I like music with a message I can stand behind. Sure, there are songs that are aesthetically pleasing to the ears and some secular songs even have a good message, but some, if you truly listen to the words they don’t really amount to anything worth listening to.
Have you heard the saying, “The eyes are the window to the soul”? The saying can be attributed to many sources and the origin can be debated, however, the concept is there in Matthew 6: 22-23 which says, “Your eye is a lamp that provides light to the body. When your eye is good, your whole body is filled with light. But when your eye is bad, your whole body is filled with darkness. And if the light you think you have is actually darkness, how deep that darkness is!”(NLT)
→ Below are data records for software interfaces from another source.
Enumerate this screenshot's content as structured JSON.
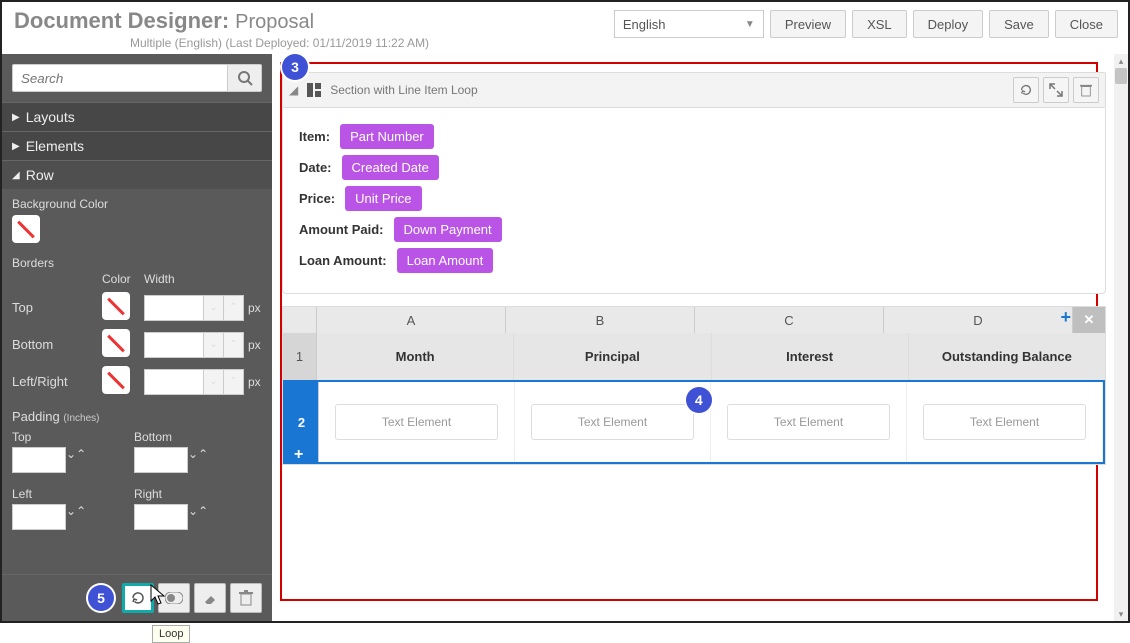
{
  "header": {
    "title_main": "Document Designer:",
    "title_sub": "Proposal",
    "subtitle": "Multiple (English)  (Last Deployed: 01/11/2019 11:22 AM)",
    "language": "English",
    "buttons": {
      "preview": "Preview",
      "xsl": "XSL",
      "deploy": "Deploy",
      "save": "Save",
      "close": "Close"
    }
  },
  "sidebar": {
    "search_placeholder": "Search",
    "sections": {
      "layouts": "Layouts",
      "elements": "Elements",
      "row": "Row"
    },
    "row_panel": {
      "bg_label": "Background Color",
      "borders_label": "Borders",
      "color_label": "Color",
      "width_label": "Width",
      "sides": {
        "top": "Top",
        "bottom": "Bottom",
        "leftright": "Left/Right"
      },
      "unit": "px",
      "padding_label": "Padding",
      "padding_unit": "(Inches)",
      "pad": {
        "top": "Top",
        "bottom": "Bottom",
        "left": "Left",
        "right": "Right"
      }
    },
    "tooltip": "Loop"
  },
  "canvas": {
    "section_title": "Section with Line Item Loop",
    "props": [
      {
        "label": "Item:",
        "chip": "Part Number"
      },
      {
        "label": "Date:",
        "chip": "Created Date"
      },
      {
        "label": "Price:",
        "chip": "Unit Price"
      },
      {
        "label": "Amount Paid:",
        "chip": "Down Payment"
      },
      {
        "label": "Loan Amount:",
        "chip": "Loan Amount"
      }
    ],
    "grid": {
      "cols": [
        "A",
        "B",
        "C",
        "D"
      ],
      "row1": [
        "Month",
        "Principal",
        "Interest",
        "Outstanding Balance"
      ],
      "row2_placeholder": "Text Element",
      "row_nums": [
        "1",
        "2"
      ]
    }
  },
  "callouts": {
    "c3": "3",
    "c4": "4",
    "c5": "5"
  }
}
I know, the verse is talking about the eyes, but the ears are an input source too. They are a way to get information into the body and if we are not careful we can dwell on negative, hurtful, and even demeaning things. Voltaire’s Candide even says the soul is revealed in ones face. This could be conceived to be the eyes, ears, nose, and mouth.
Have you ever been talking to someone and you could tell that they were having a bad day, lost in thought, or not interested? Your notion for how they are feeling can come from facial expressions, but it can also come from their eyes. If someone has something to hide, then they will tend to divert their eyes from making eye contact.
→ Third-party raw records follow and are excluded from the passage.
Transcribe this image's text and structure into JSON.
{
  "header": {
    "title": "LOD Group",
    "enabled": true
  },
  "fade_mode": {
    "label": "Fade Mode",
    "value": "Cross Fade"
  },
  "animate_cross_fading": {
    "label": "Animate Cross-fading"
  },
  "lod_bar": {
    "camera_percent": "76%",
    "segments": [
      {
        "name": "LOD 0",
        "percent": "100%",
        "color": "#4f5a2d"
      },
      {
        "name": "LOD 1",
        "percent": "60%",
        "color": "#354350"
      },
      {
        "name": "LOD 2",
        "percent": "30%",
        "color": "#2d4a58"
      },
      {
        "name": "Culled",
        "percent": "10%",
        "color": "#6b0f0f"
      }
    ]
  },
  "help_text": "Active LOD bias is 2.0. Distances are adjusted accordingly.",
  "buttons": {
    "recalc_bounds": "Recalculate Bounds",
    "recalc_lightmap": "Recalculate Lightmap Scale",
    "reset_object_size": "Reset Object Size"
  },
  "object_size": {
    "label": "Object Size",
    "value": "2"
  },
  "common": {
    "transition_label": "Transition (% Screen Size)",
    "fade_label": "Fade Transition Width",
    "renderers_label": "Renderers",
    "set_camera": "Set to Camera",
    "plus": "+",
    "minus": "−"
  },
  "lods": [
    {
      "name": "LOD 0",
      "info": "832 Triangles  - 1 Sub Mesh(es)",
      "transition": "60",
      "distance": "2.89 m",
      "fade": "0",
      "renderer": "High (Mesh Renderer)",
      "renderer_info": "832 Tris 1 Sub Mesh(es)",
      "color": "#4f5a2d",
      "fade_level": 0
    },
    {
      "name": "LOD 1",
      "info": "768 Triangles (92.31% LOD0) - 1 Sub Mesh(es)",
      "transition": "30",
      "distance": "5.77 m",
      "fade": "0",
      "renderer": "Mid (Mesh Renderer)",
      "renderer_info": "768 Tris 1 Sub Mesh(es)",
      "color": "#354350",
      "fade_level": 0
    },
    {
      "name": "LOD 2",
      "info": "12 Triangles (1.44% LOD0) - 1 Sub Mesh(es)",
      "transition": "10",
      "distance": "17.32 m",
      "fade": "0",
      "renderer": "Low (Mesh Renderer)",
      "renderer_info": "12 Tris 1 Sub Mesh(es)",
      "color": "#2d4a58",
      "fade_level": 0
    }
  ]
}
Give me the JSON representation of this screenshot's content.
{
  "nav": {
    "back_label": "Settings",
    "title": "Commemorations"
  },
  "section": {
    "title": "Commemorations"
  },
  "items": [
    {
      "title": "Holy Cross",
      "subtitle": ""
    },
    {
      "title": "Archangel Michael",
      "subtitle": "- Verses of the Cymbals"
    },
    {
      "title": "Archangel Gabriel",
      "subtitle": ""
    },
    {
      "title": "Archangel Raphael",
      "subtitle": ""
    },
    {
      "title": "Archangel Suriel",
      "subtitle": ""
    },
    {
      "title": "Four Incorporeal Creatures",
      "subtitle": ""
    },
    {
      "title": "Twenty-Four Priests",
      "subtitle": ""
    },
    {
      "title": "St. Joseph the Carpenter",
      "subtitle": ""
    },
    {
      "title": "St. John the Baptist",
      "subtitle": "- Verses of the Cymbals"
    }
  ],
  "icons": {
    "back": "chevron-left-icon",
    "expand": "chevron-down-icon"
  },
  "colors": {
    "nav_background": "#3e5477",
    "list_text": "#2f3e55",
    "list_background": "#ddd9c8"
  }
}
Scientists from Orebro University in Sweden have found in a case study of 428 volunteers that there is an interesting relationship between the eye and someone’s personality. Here is an excerpt from one article I read:
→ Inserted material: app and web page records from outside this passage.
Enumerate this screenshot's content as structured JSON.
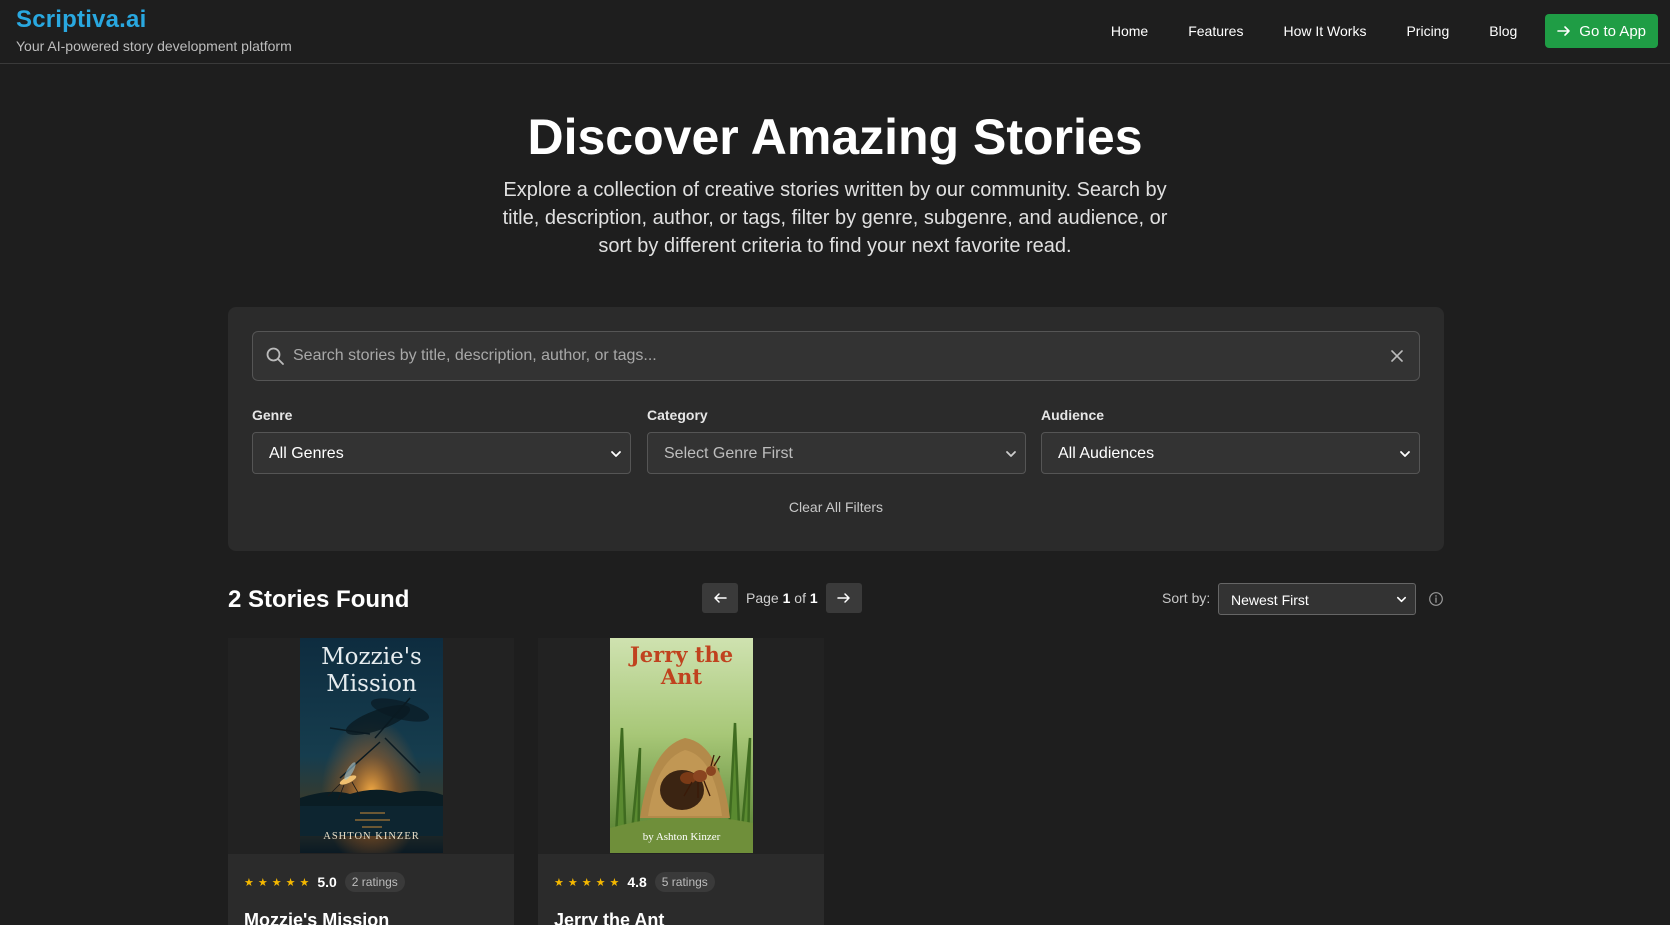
{
  "header": {
    "brand": "Scriptiva.ai",
    "tagline": "Your AI-powered story development platform",
    "nav": [
      "Home",
      "Features",
      "How It Works",
      "Pricing",
      "Blog"
    ],
    "cta_label": "Go to App"
  },
  "hero": {
    "title": "Discover Amazing Stories",
    "subtitle": "Explore a collection of creative stories written by our community. Search by title, description, author, or tags, filter by genre, subgenre, and audience, or sort by different criteria to find your next favorite read."
  },
  "filters": {
    "search_placeholder": "Search stories by title, description, author, or tags...",
    "genre": {
      "label": "Genre",
      "value": "All Genres"
    },
    "category": {
      "label": "Category",
      "value": "Select Genre First"
    },
    "audience": {
      "label": "Audience",
      "value": "All Audiences"
    },
    "clear_label": "Clear All Filters"
  },
  "results": {
    "count_label": "2 Stories Found",
    "page_prefix": "Page",
    "page_current": "1",
    "page_of": "of",
    "page_total": "1",
    "sort_label": "Sort by:",
    "sort_value": "Newest First"
  },
  "stories": [
    {
      "title": "Mozzie's Mission",
      "cover_title_line1": "Mozzie's",
      "cover_title_line2": "Mission",
      "cover_author": "ASHTON KINZER",
      "stars": "★★★★★",
      "rating": "5.0",
      "ratings_count": "2 ratings"
    },
    {
      "title": "Jerry the Ant",
      "cover_title_line1": "Jerry the",
      "cover_title_line2": "Ant",
      "cover_author": "by Ashton Kinzer",
      "stars": "★★★★★",
      "rating": "4.8",
      "ratings_count": "5 ratings"
    }
  ],
  "colors": {
    "background": "#1e1e1e",
    "panel": "#2b2b2b",
    "brand": "#29a8e0",
    "cta": "#1f9d45",
    "star": "#f5b800"
  },
  "icons": [
    "search-icon",
    "clear-search-icon",
    "arrow-right-icon",
    "chevron-down-icon",
    "arrow-left-icon",
    "info-icon"
  ]
}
“Their findings showed those with denselypacked crypts are more warmhearted, tender, trusting, and likely to sympathise with others. In comparison, those with more contraction furrows were more neurotic, impulsive and likely to give way to cravings.”
Correlation may not imply causation but there seems to appear that eye detail and a person’s character is caused by the same thing—a gene known as PAX6.
It is important to take care of your heart, that is your emotional health, and a good way to do that is to watch what you listen to and what you see. Though Jesus is speaking of eating without washing your hands first the principle still remains true with the things that we allow to enter our lives. Matthew 15:11 says,
“What goes into someone’s mouth does not defile them, but what comes out of their mouth, that is what defiles them.” Jesus explains this further in verses 17-20 of the same chapter, “Don’t you see that whatever enters the mouth goes into the stomach and then out of the body? But the things that come out of a person’s mouth come from the heart, and these defile them. For out of the heart come evil thoughts—murder, adultery, sexual immorality, theft, false testimony, slander. These are what defile a person; but eating with unwashed hands does not defile them.” (NIV)
Take care of your emotional health by putting a check on your thoughts—what you hear, and what you see. If you have a problem with depression, anxiety, anger, or lust; then, you should probably stay away from certain things, images, or sounds; you might regret it later and the very thing that you are struggling against may start to grow within you. If you watch, or listen, to something that uses coarse language, innuendos, or depicts the opposite sex as objects you can almost assuredly see what will take root and grow in your life.
A forest fire doesn’t begin at once. It takes a spark to start the uncontrollable blaze. Paul mentions it in a couple of places (Galatians 5:9; 1 Corinthians 5:6) that a little yeast leavens the whole batch of dough. If you start to listen to one song, or one line of thinking, that contains questionable material, then it won’t be long before the seed of thought will spread to your whole self and it will be externally evident by what you say. What goes in must come out whether for good or bad.
I’m not saying that all secular music is bad. As I started out this article, I mentioned I listen to music that does not identify as Christian on occasion. The music in my life has to meet three criteria.
- It needs to be clean.
- It needs to have a strong message that I can follow and stand behind.
- I’m not a robot; it needs to sound good too.
For me, Christian music happens to fit all three categories.
In conclusion, you don’t have to stop listening to secular music; instead, be mindful of what you are actually listening to and how it might be affecting you spiritually, emotionally, and possibly even physically. I’ll end on a note from Paul, “Finally, brothers, whatever is true, whatever is just, whatever is pure, whatever is lovely, whatever is commendable, if there is any excellence, if there is anything worthy of praise, think about these things.” (Philippians 4:8, ESV)
Peace, love, and Christ ‘cause you know he died for you!